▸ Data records
'''
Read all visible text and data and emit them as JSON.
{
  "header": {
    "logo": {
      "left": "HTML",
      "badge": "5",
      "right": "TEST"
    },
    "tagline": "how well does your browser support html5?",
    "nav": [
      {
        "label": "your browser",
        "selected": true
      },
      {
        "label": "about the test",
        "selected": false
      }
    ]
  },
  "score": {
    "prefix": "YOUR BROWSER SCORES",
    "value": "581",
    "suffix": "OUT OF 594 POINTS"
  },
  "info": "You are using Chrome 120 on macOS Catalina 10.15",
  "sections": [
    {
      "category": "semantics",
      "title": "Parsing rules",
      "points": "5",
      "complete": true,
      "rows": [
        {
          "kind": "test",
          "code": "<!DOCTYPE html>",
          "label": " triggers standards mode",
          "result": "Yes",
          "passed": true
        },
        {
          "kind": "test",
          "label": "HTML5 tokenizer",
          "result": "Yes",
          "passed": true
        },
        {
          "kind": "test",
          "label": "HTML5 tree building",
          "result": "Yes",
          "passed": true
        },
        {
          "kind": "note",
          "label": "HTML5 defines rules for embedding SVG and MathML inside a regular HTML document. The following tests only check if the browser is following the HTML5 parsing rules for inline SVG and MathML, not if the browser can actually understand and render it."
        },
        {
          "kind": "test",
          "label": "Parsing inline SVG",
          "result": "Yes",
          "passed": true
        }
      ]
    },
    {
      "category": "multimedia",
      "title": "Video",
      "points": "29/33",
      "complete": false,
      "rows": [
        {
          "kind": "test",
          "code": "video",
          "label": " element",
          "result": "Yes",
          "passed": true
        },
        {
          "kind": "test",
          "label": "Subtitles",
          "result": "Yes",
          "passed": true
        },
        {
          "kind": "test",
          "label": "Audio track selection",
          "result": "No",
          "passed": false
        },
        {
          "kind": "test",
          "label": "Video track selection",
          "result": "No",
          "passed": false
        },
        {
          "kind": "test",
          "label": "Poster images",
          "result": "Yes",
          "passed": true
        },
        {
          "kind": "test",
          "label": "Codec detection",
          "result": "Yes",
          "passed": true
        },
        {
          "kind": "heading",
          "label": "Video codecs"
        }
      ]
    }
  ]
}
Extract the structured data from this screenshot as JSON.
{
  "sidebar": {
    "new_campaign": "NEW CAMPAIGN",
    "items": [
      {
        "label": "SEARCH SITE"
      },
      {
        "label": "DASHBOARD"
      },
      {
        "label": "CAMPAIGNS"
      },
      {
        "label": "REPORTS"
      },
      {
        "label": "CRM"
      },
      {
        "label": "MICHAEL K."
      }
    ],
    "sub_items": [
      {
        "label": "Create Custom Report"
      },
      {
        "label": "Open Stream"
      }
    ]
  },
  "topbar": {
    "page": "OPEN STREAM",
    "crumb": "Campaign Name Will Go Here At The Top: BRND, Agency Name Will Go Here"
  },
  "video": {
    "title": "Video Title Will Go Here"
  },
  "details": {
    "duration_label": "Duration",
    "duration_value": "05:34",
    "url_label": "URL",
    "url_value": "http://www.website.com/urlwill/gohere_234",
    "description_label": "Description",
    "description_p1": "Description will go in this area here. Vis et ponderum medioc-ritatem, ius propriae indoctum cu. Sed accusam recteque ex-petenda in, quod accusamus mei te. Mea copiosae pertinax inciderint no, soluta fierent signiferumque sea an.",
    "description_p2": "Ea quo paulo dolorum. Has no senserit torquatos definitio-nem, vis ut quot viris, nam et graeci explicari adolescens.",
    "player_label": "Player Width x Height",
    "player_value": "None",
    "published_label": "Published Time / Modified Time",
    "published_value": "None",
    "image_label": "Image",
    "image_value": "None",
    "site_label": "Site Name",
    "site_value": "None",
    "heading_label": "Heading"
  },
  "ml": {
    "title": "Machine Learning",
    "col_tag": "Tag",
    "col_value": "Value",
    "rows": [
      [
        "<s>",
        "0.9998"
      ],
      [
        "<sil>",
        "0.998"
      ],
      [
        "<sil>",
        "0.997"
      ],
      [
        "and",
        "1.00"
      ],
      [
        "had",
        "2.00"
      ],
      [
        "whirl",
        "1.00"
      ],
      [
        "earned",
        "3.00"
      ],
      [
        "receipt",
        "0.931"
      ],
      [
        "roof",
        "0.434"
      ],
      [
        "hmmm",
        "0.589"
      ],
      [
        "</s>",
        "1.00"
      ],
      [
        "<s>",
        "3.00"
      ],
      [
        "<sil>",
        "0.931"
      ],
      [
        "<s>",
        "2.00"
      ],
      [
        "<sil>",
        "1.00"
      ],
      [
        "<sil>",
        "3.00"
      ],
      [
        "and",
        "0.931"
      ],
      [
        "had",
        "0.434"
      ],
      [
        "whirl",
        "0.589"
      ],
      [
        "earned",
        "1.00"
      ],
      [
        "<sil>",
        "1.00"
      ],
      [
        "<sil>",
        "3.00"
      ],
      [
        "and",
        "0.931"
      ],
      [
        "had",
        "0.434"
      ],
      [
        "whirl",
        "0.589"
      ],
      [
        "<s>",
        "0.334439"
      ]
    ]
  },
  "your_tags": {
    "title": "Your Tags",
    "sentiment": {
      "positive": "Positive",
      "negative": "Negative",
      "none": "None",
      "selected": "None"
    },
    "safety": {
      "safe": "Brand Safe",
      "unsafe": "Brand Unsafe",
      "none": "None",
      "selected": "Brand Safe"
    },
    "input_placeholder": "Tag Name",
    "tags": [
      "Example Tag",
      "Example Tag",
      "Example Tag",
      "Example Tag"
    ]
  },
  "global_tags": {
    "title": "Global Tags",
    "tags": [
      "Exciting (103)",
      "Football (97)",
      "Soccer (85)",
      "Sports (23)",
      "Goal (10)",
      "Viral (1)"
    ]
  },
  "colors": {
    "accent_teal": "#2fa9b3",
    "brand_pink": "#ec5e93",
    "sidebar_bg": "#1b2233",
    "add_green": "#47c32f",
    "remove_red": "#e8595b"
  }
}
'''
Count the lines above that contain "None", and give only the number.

7